24 September 2020 10:53 pm

Due to COVID-19 Cobourg is facing its greatest financial challenges in many years. How is it possible that at this critical time quarterly financial reports are 6 months late with no explanation for the delay? Outside government those responsible for such a failure of financial management would have been replaced months ago. NONE of the Councillors or the Mayor expressed any concern about the lack of financial reporting. Why?

Informed
Reply to  Ken Strauss
25 September 2020 7:24 am

Im guessing the interim CAO was expected to wear two hats and do two jobs including dealing with the pandemic. Maybe the blame for this ls just as much with the Deputy as anyone else?

Ken Strauss
Reply to  Informed
25 September 2020 8:59 am

I can’t find the town’s 2019 financials. Where are they available? How can anyone consider a budget without knowing what was spent/collected last year? I watch Council meetings and this problem has not been discussed. Only the Deputy Mayor seems to care. Why are our Councillors and Mayor unconcerned about running our town blind?

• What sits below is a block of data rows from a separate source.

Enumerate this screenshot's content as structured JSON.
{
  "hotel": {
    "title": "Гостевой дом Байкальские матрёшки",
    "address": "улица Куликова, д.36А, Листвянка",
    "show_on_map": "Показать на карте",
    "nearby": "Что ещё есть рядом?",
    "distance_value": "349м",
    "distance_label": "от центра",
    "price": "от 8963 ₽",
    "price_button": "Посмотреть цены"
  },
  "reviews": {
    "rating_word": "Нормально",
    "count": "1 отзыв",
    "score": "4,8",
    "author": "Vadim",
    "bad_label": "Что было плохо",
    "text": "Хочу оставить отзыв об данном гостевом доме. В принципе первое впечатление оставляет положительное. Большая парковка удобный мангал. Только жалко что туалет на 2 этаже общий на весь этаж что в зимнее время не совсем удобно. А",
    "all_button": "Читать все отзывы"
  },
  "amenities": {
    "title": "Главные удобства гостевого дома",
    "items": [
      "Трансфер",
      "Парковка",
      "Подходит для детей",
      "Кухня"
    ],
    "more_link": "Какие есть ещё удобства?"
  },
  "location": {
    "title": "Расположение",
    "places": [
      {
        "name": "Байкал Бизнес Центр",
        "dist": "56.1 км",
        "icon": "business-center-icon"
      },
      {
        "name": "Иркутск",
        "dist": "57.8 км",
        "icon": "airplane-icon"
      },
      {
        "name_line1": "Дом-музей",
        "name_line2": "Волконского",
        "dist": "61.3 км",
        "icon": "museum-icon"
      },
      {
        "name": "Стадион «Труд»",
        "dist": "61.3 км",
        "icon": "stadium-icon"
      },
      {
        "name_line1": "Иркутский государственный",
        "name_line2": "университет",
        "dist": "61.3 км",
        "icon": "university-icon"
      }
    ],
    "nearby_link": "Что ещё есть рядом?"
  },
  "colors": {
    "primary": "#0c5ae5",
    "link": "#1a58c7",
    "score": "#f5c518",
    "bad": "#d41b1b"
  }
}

Last edited 24 days ago by Ken Strauss
Informed
Reply to  Ken Strauss
25 September 2020 11:24 am

Im sure the pandemic and beach issue consumed much of the time this year since March.Not an excuse but maybe one reason?

Ken Strauss
Reply to  Informed
25 September 2020 12:09 pm

Informed, why would the pandemic affect publishing 2019 financials? It is usual for a company to publish their results before the pandemic started in March. Why can’t our town? Also, with everyone on full pay and no visitors to Victoria Hall to distract, staff should have had more time than usual to work on financials. But more importantly, why does the Mayor not think that financials are critical to managing our town?

Informed
Reply to  Ken Strauss
25 September 2020 1:52 pm

Not sure. Maybe we will find out

cornbread
Reply to  Ken Strauss
25 September 2020 2:48 pm

The mayor was a school teacher, supported by a strong Union that took care of most of his financial situation. We need business management people on council to run things more like a business with proper deadlines.

Dunkirk
Reply to  Ken Strauss
26 September 2020 8:38 am

Agree…and it’s worth noting that communities such as Pt Hope; published their Audited Financials for 2019 on Aug 4th and Trent Hills on May 5th. Both those neighboring communities are dealing with the same health challenges.

Ken Strauss
Reply to  Dunkirk
26 September 2020 9:19 am

Indeed, Dunkirk. It is perhaps relevant that several local communities have recently replaced their CAO and/or CFO.

JimT
Reply to  Ken Strauss
26 September 2020 9:45 pm

“Lead, follow, or get out of the way”.

Deborah OConnor
Reply to  Informed
28 September 2020 7:49 pm

Glad to hear that someone is saying that, well done Mr. Informed. I sure hope Miriam Mutton runs next time, we need more of her and nothing at all from Seguin.